Just when Noam begins to speak, I start laughing. The guy has this ridiculously deceiving deep voice, and slow timing that slays me. He could read a book and I’d think it’s the greatest show ever. He serves as the perfect compliment to Thile’s nerdy professor meets Jude Law playing a (somewhat inebriated) spy-with-a-mandolin stage persona. It’s just a great compliment of guys with an off-the-chart chemistry. They jam enough that everyone gets their run by the end of the evening. Kind of like a team passing the ball around. Thile will often jostle back and forth from person to person giving subtle non-verbal cues as they hot potato their way through the jam.

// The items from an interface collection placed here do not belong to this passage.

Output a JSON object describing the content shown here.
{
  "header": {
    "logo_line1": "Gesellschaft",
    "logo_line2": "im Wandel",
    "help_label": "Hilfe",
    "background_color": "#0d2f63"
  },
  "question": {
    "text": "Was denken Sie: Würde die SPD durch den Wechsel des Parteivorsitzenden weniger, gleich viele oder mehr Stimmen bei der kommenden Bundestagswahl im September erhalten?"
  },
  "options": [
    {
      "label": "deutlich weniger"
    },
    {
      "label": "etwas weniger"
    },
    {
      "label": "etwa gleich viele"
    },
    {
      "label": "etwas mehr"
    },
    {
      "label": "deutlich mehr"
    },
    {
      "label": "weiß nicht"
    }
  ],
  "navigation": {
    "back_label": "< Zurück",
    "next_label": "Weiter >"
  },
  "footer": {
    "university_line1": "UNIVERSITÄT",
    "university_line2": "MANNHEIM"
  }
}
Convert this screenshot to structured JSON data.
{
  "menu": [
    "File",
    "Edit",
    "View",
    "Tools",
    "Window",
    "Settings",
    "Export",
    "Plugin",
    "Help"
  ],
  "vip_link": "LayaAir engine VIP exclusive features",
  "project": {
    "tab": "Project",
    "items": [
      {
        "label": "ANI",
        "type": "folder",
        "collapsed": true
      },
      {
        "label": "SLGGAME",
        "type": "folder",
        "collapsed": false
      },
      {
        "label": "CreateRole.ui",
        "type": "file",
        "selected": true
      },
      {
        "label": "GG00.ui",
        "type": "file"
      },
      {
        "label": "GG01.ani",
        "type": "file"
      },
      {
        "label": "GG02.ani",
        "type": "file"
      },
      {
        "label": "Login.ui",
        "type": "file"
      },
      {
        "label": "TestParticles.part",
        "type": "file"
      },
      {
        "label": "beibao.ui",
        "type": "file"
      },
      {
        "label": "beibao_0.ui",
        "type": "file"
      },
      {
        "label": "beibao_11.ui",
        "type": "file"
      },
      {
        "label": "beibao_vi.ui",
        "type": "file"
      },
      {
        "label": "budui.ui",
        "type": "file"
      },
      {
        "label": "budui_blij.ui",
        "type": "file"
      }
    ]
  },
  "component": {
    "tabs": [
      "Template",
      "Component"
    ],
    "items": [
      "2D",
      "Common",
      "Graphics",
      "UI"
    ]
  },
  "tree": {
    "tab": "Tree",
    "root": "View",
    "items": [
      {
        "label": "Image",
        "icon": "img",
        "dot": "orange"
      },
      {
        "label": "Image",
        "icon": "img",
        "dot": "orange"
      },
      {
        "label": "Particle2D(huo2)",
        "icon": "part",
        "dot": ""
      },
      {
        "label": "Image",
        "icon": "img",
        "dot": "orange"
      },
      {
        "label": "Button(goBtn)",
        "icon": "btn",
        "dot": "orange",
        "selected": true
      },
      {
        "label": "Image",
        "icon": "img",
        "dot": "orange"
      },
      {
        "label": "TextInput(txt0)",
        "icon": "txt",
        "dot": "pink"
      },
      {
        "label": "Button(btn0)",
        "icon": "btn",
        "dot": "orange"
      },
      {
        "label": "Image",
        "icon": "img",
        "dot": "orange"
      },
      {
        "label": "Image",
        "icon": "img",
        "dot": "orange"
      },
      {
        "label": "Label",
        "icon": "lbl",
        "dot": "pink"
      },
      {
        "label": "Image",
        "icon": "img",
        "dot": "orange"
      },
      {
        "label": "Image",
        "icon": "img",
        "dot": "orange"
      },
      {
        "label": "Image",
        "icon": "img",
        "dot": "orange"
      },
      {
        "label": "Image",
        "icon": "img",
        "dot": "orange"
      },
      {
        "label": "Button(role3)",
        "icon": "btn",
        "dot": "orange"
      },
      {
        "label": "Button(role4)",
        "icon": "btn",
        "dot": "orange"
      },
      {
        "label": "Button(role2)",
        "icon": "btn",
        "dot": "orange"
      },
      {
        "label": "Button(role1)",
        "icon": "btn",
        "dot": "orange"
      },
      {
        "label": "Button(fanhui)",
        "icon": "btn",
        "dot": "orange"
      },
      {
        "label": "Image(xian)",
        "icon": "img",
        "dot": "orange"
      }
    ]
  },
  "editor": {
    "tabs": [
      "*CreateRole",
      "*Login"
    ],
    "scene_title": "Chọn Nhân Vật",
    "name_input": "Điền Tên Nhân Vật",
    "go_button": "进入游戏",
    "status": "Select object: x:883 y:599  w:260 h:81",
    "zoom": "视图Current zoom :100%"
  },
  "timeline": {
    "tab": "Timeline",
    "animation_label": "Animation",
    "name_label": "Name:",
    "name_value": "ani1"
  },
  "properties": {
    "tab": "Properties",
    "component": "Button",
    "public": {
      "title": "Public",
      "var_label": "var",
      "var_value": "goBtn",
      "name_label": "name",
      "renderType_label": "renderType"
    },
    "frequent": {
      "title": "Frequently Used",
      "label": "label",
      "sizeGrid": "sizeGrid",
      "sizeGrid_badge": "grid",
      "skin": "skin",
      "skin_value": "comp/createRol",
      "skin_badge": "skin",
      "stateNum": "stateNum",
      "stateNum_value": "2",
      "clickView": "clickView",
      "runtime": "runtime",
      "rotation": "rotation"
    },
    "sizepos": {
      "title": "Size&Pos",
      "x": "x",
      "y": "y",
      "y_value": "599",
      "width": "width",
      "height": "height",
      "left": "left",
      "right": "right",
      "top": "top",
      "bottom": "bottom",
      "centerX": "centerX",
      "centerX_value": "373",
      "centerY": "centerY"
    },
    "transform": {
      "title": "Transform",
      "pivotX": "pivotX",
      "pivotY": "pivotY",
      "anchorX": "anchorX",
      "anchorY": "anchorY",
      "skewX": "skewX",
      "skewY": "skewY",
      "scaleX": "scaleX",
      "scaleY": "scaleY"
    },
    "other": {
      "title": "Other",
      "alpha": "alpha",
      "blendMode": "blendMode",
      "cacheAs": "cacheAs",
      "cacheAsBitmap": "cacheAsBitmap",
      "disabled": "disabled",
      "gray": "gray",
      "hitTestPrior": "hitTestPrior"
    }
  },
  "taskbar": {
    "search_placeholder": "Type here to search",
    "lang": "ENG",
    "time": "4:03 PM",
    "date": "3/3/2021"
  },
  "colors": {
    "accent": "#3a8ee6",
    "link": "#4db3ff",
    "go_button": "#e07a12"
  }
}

It’s mesmerizing. There is not a weak link amongst the group. They hold their own, and you get the idea working with Thile—they’d have to.
The encore began with Thile solo literally prancing, or in this case, I guess you’d say waltzing, through Bach’s “4th Movement G Minor Sonata.” This has always been one of my favorite things to see. I don’t know much about classical music, but when watching Thile play Bach on the mandolin, it seems like you’re not supposed to actually play Bach on the mandolin. It feels counterintuitive and facetious, but again, one of those moments during a Thile show when you can’t fathom there’s anyone else on the planet that could recreate what you’re watching. When you close your eyes, you can REALLY take in the acoustics at Bowery Ballroom during this classical ditty. Thile often steps away from the microphones when he does this, but this time it was loud, proud and a real testament to a brooding, confident, bluegrass-rock show.
I missed the Jeffrey Lewis opening set, but they brought him back out. Another shining example of how genuine these guys seems to be—they always bring out the opening act to cook up a little something special. I can’t recall a time when they didn’t. It seems like they find people they respect, want to work with, and have fun melding the exquisite pieces together. In this case, Jeffrey Lewis has a knack for cartoons and singing songs in an almost rap cadence. They brought out a screen for his transitioning comics, and the band stayed to the side in the dark, playing fast moving, eerie, bluegrass music while Lewis sang a song about a “creeping brain” to a series of overtly awesome drawings. It reminded me of a steroid infused version of the comics Tom Green used on his show. Hilarious, but really musical. Something I’d certainly love to see more of. Everyone in the band seemed so happy and side-spliten (past tense of side splitting?) when the stage lights came back on. Again, genuine and fun.
They closed the set away from the microphones with a delicate version of “Moonshiner” presented as one of the bands’ favorite Christmas songs (also available on Ahoy!). One could hear the floorboards creak when people’s weight shifted. It was delicate, precise and perfect. What a wondrous way to end a set…and to kick things off.
If you have tickets to the following two nights, you’re feeling pretty damn good right now.
Another New World (Josh Ritter cover)
New York City
The Heart Beats in its Cage (Strokes cover)
Song For a Young Queen (From “Not All Who Wander Are Lost”)
Down Along the Dixie Line (Gillian Welch cover)
Dark Days (Hunger Games Soundtrack)
New Chance Blues
Don’t Need No
Surf’s Up (Beach Boys cover)
Through the Bottom of the Glass (Seldom Scene cover)
The Blind Leaving the Blind: Third Movement
Movement and Location
4th Movement G Minor Sonata (Bach cover, Thile Solo)
The Creeping, Creeping Brain (Jeffrey Lewis cartoon-y song)